Daniel Vega is no stranger to AISD. After four years of teaching at the Alternative Learning Center for AISD and various schools around the
district during summer school, Vega now calls McCallum his work space.
Vega was born in Houston and went to San Marcos for school. He’s lived in Austin since 2011, and has no intentions of leaving. All four of his years at AISD he has only taught math, but starting this year, he is also teaching computer science.
“The computer science class is going well,” Vega said. “Some of my students are smarter than me! It’s amazing. I really enjoy that, as a class, we’re all learning things together, and I’m learning more about my students and how to best reach them where they are… I think we’re going to have a really great year.”
In the beginning, however, math was not the subject for teaching he wanted to pursue.
“During my third year of college, I was unsure about my major,” Vega said. “And I had just taken a history course and thought, ‘Maybe I could teach history?’ I was a well-rounded nerd in school, and honestly liked all of my classes. I think I would be happy teaching history, math, science, or even English. I just really enjoy learning about anything, and figuring out how things work.”
In the end, there was more demand for a math teacher than history teacher. Vega says he enjoys teaching because he likes explaining things and helping students understand the subject better.
However, there is a downside to teaching for Vega.
“The most difficult thing about teaching for me is that you can only help the student as much as they are willing to let you, that you can only do so much,” Vega said.
When joining a new work environment, some may be nervous or worried, but Vega has jumped right into it. He plans to stay in education at McCallum for the rest of his career.
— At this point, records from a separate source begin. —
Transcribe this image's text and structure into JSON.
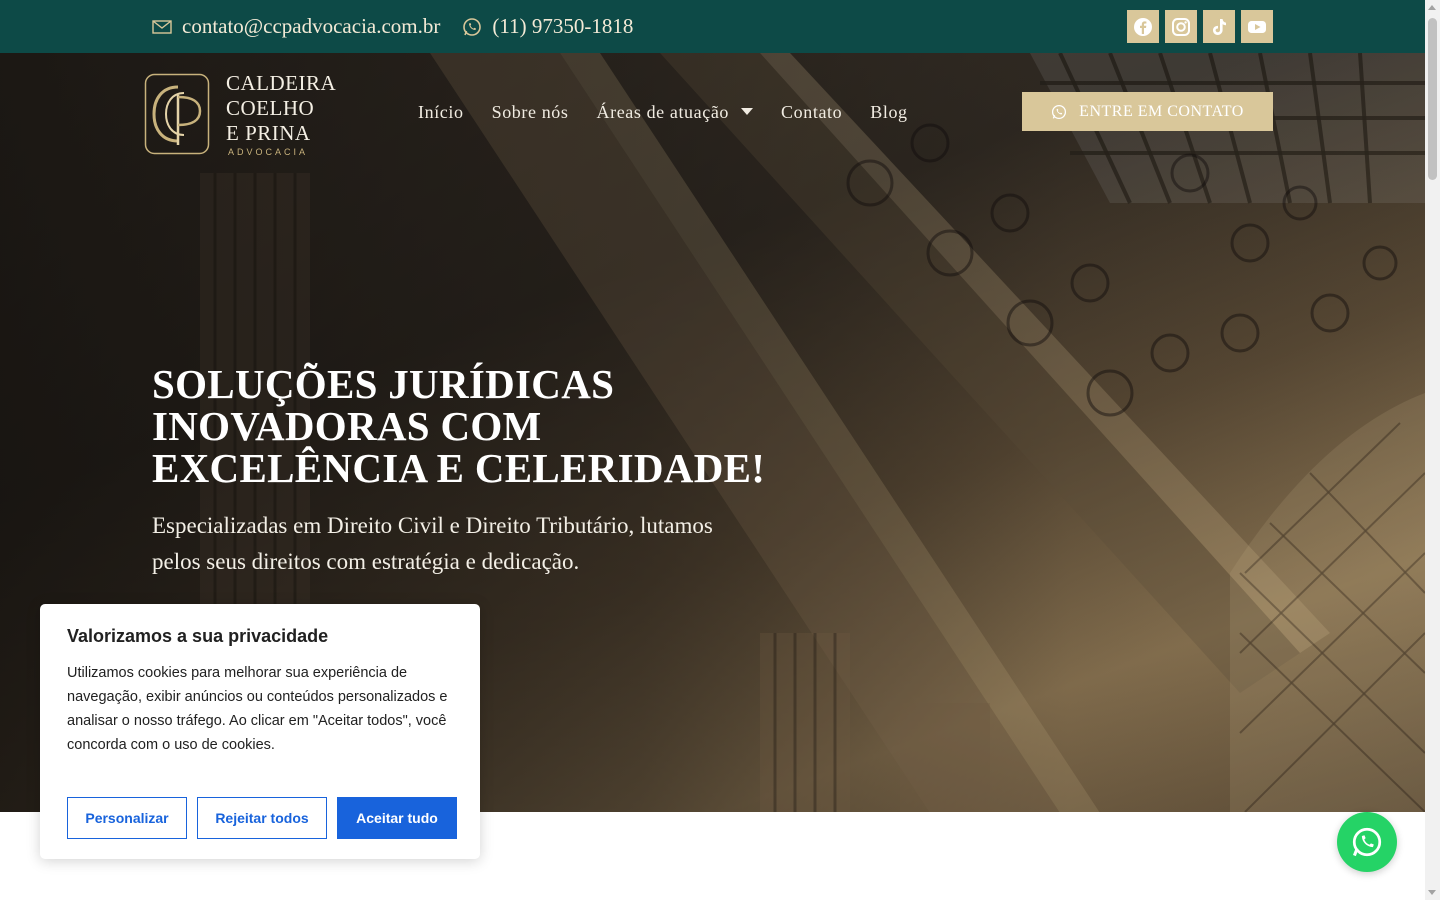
{
  "topbar": {
    "email": "contato@ccpadvocacia.com.br",
    "phone": "(11) 97350-1818",
    "socials": [
      "facebook-icon",
      "instagram-icon",
      "tiktok-icon",
      "youtube-icon"
    ]
  },
  "logo": {
    "line1": "CALDEIRA",
    "line2": "COELHO",
    "line3": "E PRINA",
    "sub": "ADVOCACIA"
  },
  "nav": {
    "items": [
      "Início",
      "Sobre nós",
      "Áreas de atuação",
      "Contato",
      "Blog"
    ]
  },
  "cta": {
    "label": "ENTRE EM CONTATO"
  },
  "hero": {
    "headline": "SOLUÇÕES JURÍDICAS INOVADORAS COM EXCELÊNCIA E CELERIDADE!",
    "subheadline": "Especializadas em Direito Civil e Direito Tributário, lutamos pelos seus direitos com estratégia e dedicação."
  },
  "cookie": {
    "title": "Valorizamos a sua privacidade",
    "text": "Utilizamos cookies para melhorar sua experiência de navegação, exibir anúncios ou conteúdos personalizados e analisar o nosso tráfego. Ao clicar em \"Aceitar todos\", você concorda com o uso de cookies.",
    "customize": "Personalizar",
    "reject": "Rejeitar todos",
    "accept": "Aceitar tudo"
  },
  "colors": {
    "topbar": "#0d4a47",
    "gold": "#d9c79a",
    "cookie_blue": "#1863dc",
    "whatsapp": "#25d366"
  }
}
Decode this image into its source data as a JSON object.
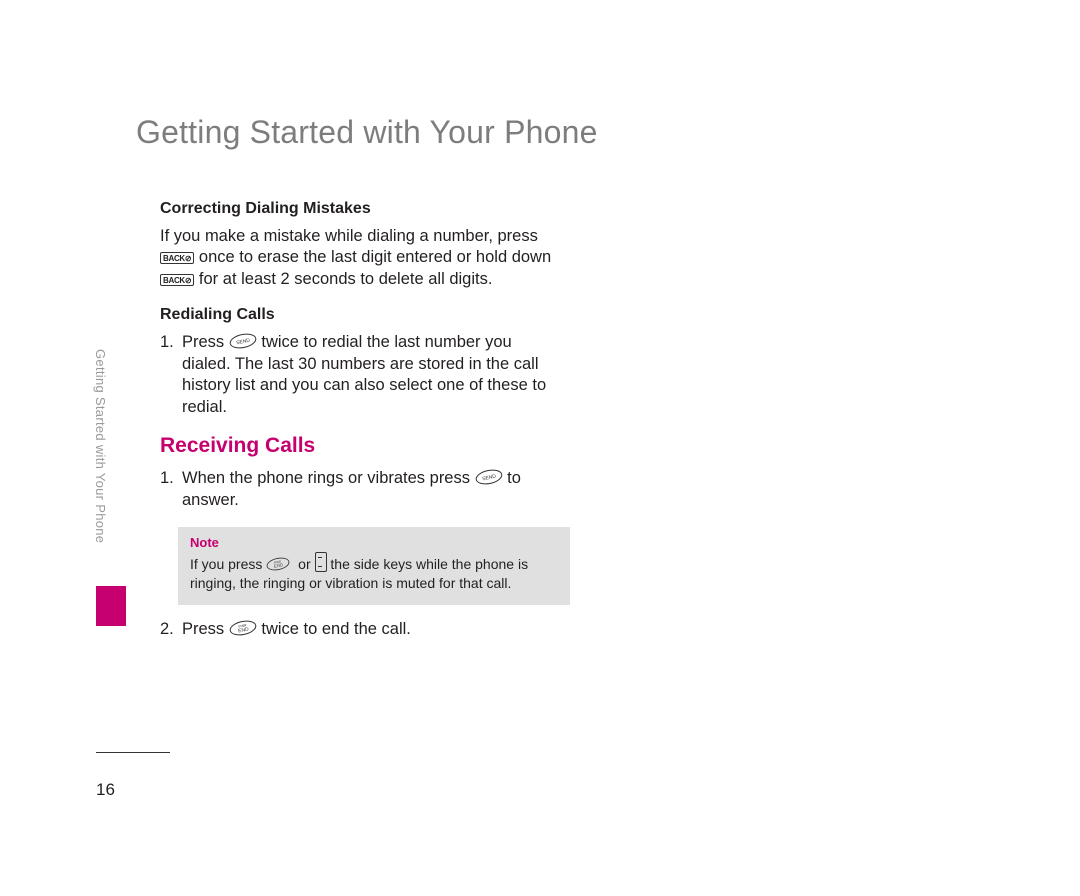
{
  "chapter_title": "Getting Started with Your Phone",
  "side_tab": "Getting Started with Your Phone",
  "page_number": "16",
  "keys": {
    "back": "BACK⊘",
    "send": "SEND",
    "end": "END",
    "end_top": "PWR"
  },
  "correcting": {
    "heading": "Correcting Dialing Mistakes",
    "p1_a": "If you make a mistake while dialing a number, press ",
    "p1_b": " once to erase the last digit entered or hold down ",
    "p1_c": " for at least 2 seconds to delete all digits."
  },
  "redialing": {
    "heading": "Redialing Calls",
    "item1_a": "Press ",
    "item1_b": " twice to redial the last number you dialed. The last 30 numbers are stored in the call history list and you can also select one of these to redial."
  },
  "receiving": {
    "heading": "Receiving Calls",
    "item1_a": "When the phone rings or vibrates press ",
    "item1_b": " to answer.",
    "item2_a": "Press ",
    "item2_b": " twice to end the call."
  },
  "note": {
    "title": "Note",
    "a": "If you press ",
    "b": " or ",
    "c": " the side keys while the phone is ringing, the ringing or vibration is muted for that call."
  }
}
“I am loving my experience teaching at McCallum,” Vega said. “It has been a blast so far. It’s a lot of work of course, because I really want to do my best to serve my students, but it’s very rewarding to help students understand.”